High doses of polonium-210 — a rare radioactive element usually manufactured in specialized nuclear facilities — were found in Litvinenko's body, and traces of radiation have been found at sites in London connected with the investigation of his death.
Meanwhile, Italian security expert Mario Scaramella, who was one of the last people to meet with Litvinenko before the former spy fell ill, said tests cleared him of radioactive contamination.
Scaramella came from Rome and met Litvinenko at a sushi bar in London on Nov. 1 — the day the former intelligence agent first reported the symptoms.
"I am fine," Scaramella told The Associated Press by telephone. "I am not contaminated and have not contaminated anybody else."
Scaramella returned to London to undergo tests and talk with the police Tuesday. He said he is in security protection and refused to say where he was.
More than three dozen staff at the two hospitals that treated Litvinenko will be tested for radioactive contamination, Britain's Health Protection Agency said.
The agency said 106 staff at Barnet General Hospital and University College Hospital had been assessed for possible exposure, and 49 would have their urine tested.
The mysterious death has clouded Anglo-Russian relations. Prime Minister Tony Blair said Tuesday that police were determined to find out who was responsible for Litvinenko's death.
"The police investigation will proceed, and I think people should know that there is no diplomatic or political barrier in the way of that investigation," Blair said in Copenhagen, Denmark. "It is obviously a very, very serious matter indeed. We are determined to find out what happened and who is responsible."
Media reports in Britain and Russia on Wednesday said that Litvinenko had been engaged in smuggling nuclear substances out of Russia.
The Independent newspaper reported that Litvinenko told Scaramella on the day he fell ill that he had organized the smuggling of nuclear material for his former employers at Russia's Federal Security Service, or FSB. The newspaper reported that Litvinenko said he had smuggled radioactive material to Zurich in 2000.

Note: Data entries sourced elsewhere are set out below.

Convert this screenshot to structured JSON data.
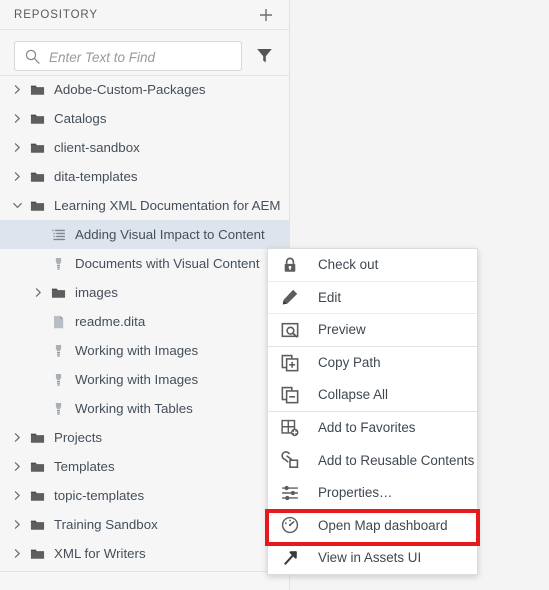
{
  "panel": {
    "title": "REPOSITORY",
    "add_icon": "plus-icon",
    "search": {
      "placeholder": "Enter Text to Find",
      "value": "",
      "icon": "search-icon"
    },
    "filter_icon": "filter-icon"
  },
  "tree": {
    "items": [
      {
        "label": "Adobe-Custom-Packages",
        "icon": "folder-icon",
        "twisty": "collapsed",
        "indent": 0,
        "selected": false
      },
      {
        "label": "Catalogs",
        "icon": "folder-icon",
        "twisty": "collapsed",
        "indent": 0,
        "selected": false
      },
      {
        "label": "client-sandbox",
        "icon": "folder-icon",
        "twisty": "collapsed",
        "indent": 0,
        "selected": false
      },
      {
        "label": "dita-templates",
        "icon": "folder-icon",
        "twisty": "collapsed",
        "indent": 0,
        "selected": false
      },
      {
        "label": "Learning XML Documentation for AEM",
        "icon": "folder-icon",
        "twisty": "expanded",
        "indent": 0,
        "selected": false
      },
      {
        "label": "Adding Visual Impact to Content",
        "icon": "ditamap-icon",
        "twisty": "none",
        "indent": 1,
        "selected": true
      },
      {
        "label": "Documents with Visual Content",
        "icon": "ditatopic-icon",
        "twisty": "none",
        "indent": 1,
        "selected": false
      },
      {
        "label": "images",
        "icon": "folder-icon",
        "twisty": "collapsed",
        "indent": 1,
        "selected": false
      },
      {
        "label": "readme.dita",
        "icon": "file-icon",
        "twisty": "none",
        "indent": 1,
        "selected": false
      },
      {
        "label": "Working with Images",
        "icon": "ditatopic-icon",
        "twisty": "none",
        "indent": 1,
        "selected": false
      },
      {
        "label": "Working with Images",
        "icon": "ditatopic-icon",
        "twisty": "none",
        "indent": 1,
        "selected": false
      },
      {
        "label": "Working with Tables",
        "icon": "ditatopic-icon",
        "twisty": "none",
        "indent": 1,
        "selected": false
      },
      {
        "label": "Projects",
        "icon": "folder-icon",
        "twisty": "collapsed",
        "indent": 0,
        "selected": false
      },
      {
        "label": "Templates",
        "icon": "folder-icon",
        "twisty": "collapsed",
        "indent": 0,
        "selected": false
      },
      {
        "label": "topic-templates",
        "icon": "folder-icon",
        "twisty": "collapsed",
        "indent": 0,
        "selected": false
      },
      {
        "label": "Training Sandbox",
        "icon": "folder-icon",
        "twisty": "collapsed",
        "indent": 0,
        "selected": false
      },
      {
        "label": "XML for Writers",
        "icon": "folder-icon",
        "twisty": "collapsed",
        "indent": 0,
        "selected": false
      }
    ]
  },
  "context_menu": {
    "items": [
      {
        "label": "Check out",
        "icon": "lock-icon",
        "separator_after": true
      },
      {
        "label": "Edit",
        "icon": "pencil-icon",
        "separator_after": true
      },
      {
        "label": "Preview",
        "icon": "preview-icon",
        "separator_after": true,
        "group_end": true
      },
      {
        "label": "Copy Path",
        "icon": "copy-path-icon",
        "separator_after": false
      },
      {
        "label": "Collapse All",
        "icon": "collapse-all-icon",
        "separator_after": false,
        "group_end": true
      },
      {
        "label": "Add to Favorites",
        "icon": "add-favorites-icon",
        "separator_after": false
      },
      {
        "label": "Add to Reusable Contents",
        "icon": "reusable-contents-icon",
        "separator_after": false
      },
      {
        "label": "Properties…",
        "icon": "properties-icon",
        "separator_after": false
      },
      {
        "label": "Open Map dashboard",
        "icon": "dashboard-icon",
        "separator_after": false,
        "highlighted": true
      },
      {
        "label": "View in Assets UI",
        "icon": "external-link-icon",
        "separator_after": false
      }
    ]
  },
  "colors": {
    "highlight_border": "#e8191b",
    "selection_background": "#dee4ed",
    "panel_background": "#f6f6f6",
    "canvas_background": "#f4f4f4",
    "menu_background": "#ffffff",
    "text": "#3f4750"
  }
}
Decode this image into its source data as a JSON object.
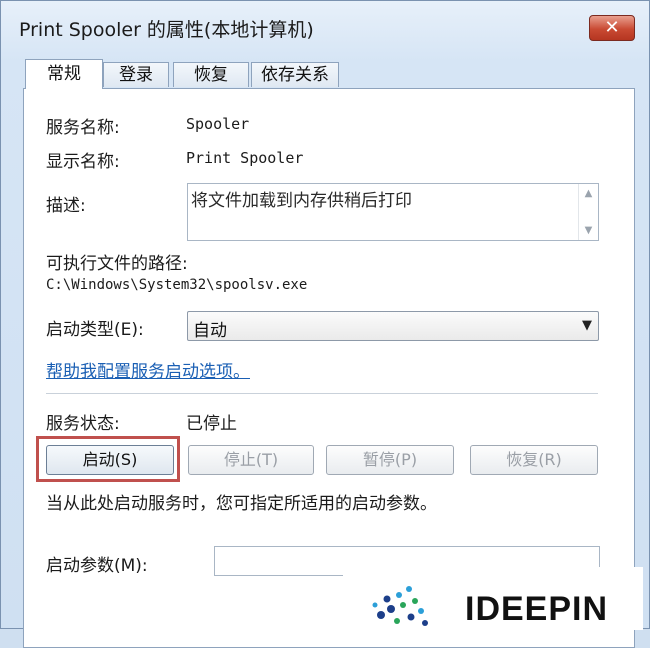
{
  "window": {
    "title": "Print Spooler 的属性(本地计算机)",
    "close_label": "✕"
  },
  "tabs": [
    {
      "label": "常规",
      "active": true
    },
    {
      "label": "登录",
      "active": false
    },
    {
      "label": "恢复",
      "active": false
    },
    {
      "label": "依存关系",
      "active": false
    }
  ],
  "general": {
    "service_name_label": "服务名称:",
    "service_name_value": "Spooler",
    "display_name_label": "显示名称:",
    "display_name_value": "Print Spooler",
    "description_label": "描述:",
    "description_value": "将文件加载到内存供稍后打印",
    "exe_path_label": "可执行文件的路径:",
    "exe_path_value": "C:\\Windows\\System32\\spoolsv.exe",
    "startup_type_label": "启动类型(E):",
    "startup_type_value": "自动",
    "help_link": "帮助我配置服务启动选项。",
    "status_label": "服务状态:",
    "status_value": "已停止",
    "hint_text": "当从此处启动服务时，您可指定所适用的启动参数。",
    "start_params_label": "启动参数(M):",
    "start_params_value": ""
  },
  "buttons": {
    "start": "启动(S)",
    "stop": "停止(T)",
    "pause": "暂停(P)",
    "resume": "恢复(R)"
  },
  "watermark": {
    "brand_text": "IDEEPIN"
  },
  "colors": {
    "highlight_box": "#c0504d",
    "link": "#1a5fb4",
    "close_button": "#c94a33"
  }
}
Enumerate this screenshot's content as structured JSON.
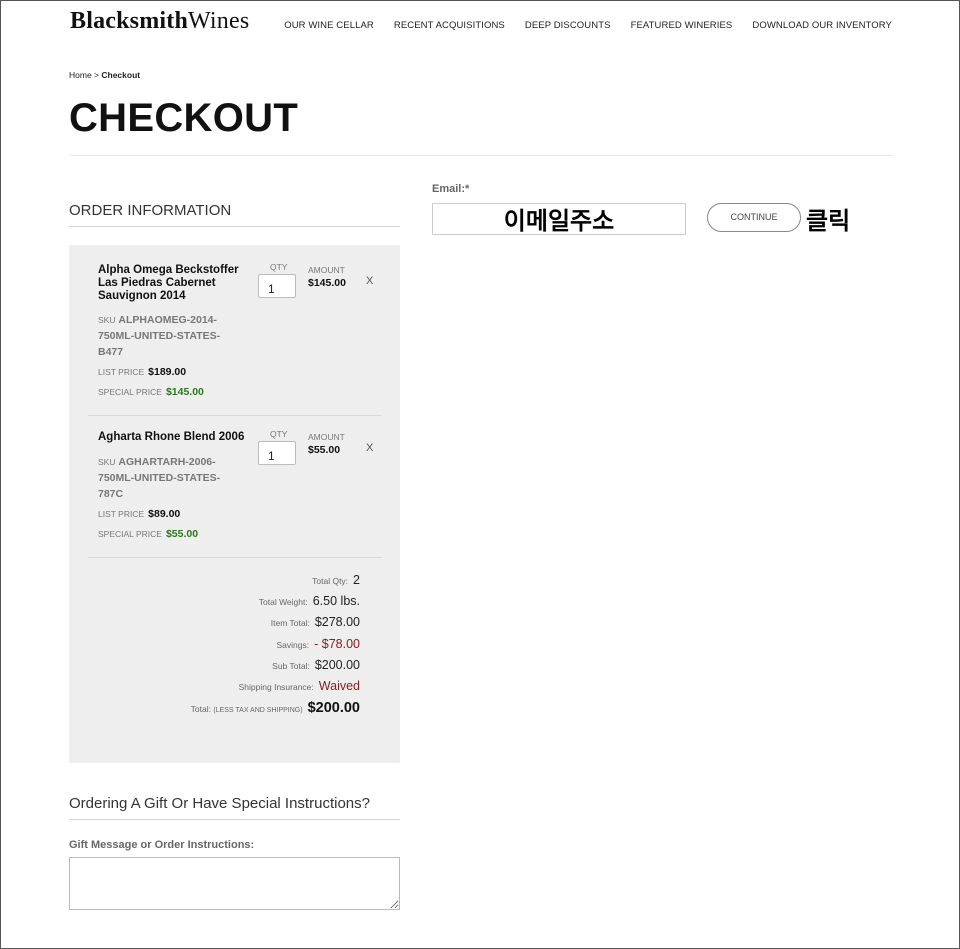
{
  "header": {
    "brand_bold": "Blacksmith",
    "brand_rest": "Wines",
    "nav": [
      "OUR WINE CELLAR",
      "RECENT ACQUISITIONS",
      "DEEP DISCOUNTS",
      "FEATURED WINERIES",
      "DOWNLOAD OUR INVENTORY"
    ]
  },
  "breadcrumb": {
    "home": "Home",
    "sep": " > ",
    "current": "Checkout"
  },
  "page_title": "CHECKOUT",
  "order": {
    "heading": "ORDER INFORMATION",
    "qty_label": "QTY",
    "amount_label": "AMOUNT",
    "remove_label": "X",
    "sku_label": "SKU",
    "list_label": "LIST PRICE",
    "special_label": "SPECIAL PRICE",
    "items": [
      {
        "name": "Alpha Omega Beckstoffer Las Piedras Cabernet Sauvignon 2014",
        "qty": "1",
        "amount": "$145.00",
        "sku": "ALPHAOMEG-2014-750ML-UNITED-STATES-B477",
        "list_price": "$189.00",
        "special_price": "$145.00"
      },
      {
        "name": "Agharta Rhone Blend 2006",
        "qty": "1",
        "amount": "$55.00",
        "sku": "AGHARTARH-2006-750ML-UNITED-STATES-787C",
        "list_price": "$89.00",
        "special_price": "$55.00"
      }
    ],
    "totals": {
      "qty_label": "Total Qty:",
      "qty": "2",
      "weight_label": "Total Weight:",
      "weight": "6.50 lbs.",
      "item_total_label": "Item Total:",
      "item_total": "$278.00",
      "savings_label": "Savings:",
      "savings": "- $78.00",
      "sub_total_label": "Sub Total:",
      "sub_total": "$200.00",
      "insurance_label": "Shipping Insurance:",
      "insurance": "Waived",
      "total_label": "Total:",
      "total_note": "(LESS TAX AND SHIPPING)",
      "total": "$200.00"
    }
  },
  "gift": {
    "heading": "Ordering A Gift Or Have Special Instructions?",
    "label": "Gift Message or Order Instructions:",
    "value": ""
  },
  "email": {
    "label": "Email:*",
    "annotation": "이메일주소",
    "continue_label": "CONTINUE",
    "click_annotation": "클릭"
  }
}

But Scaramella told the AP that he had been misquoted by the newspaper.
"He (Litvinenko) wanted to see me because he knew about smuggling of nuclear material, but as far as I know he was never involved in nuclear smuggling," he said.
Scaramella said he had been cleared of any involvement in the 43-year-old former spy's death.
"Let me take the opportunity to say that I'm not under investigation by any British authority," he said. "I am cooperating with them (the police)." Police declined to say whom they had spoken to.
Scaramella said he showed Litvinenko e-mails from a confidential source identifying the possible killers of Russian investigative journalist Anna Politkovskaya and listing other potential targets for assassination — including himself and Litvinenko.
Following Litvinenko's death, more than 1,100 people called a health hot line over concerns they might be at risk from polonium poisoning, which is deadly in tiny amounts if ingested or inhaled. Sixty-eight have been referred to health authorities, the Health Protection Agency said — including the 49 hospital staff.
Eight have been referred to a special clinic as a precaution. The tests should take about a week.
Traces of radiation have been found at six sites visited by Litvinenko.
A coroner will perform an autopsy on Litvinenko on Friday, "subject to appropriate precautions," said the local authority responsible, Camden Council. Doctors had sought expert advice on whether Litvinenko's radioactive body posed a threat to those performing the post-mortem.
A coroner's inquest will be opened Thursday and then adjourned until the police investigation is complete, the council said.
FOX News' Greg Palkot and The Associated Press contributed to this report.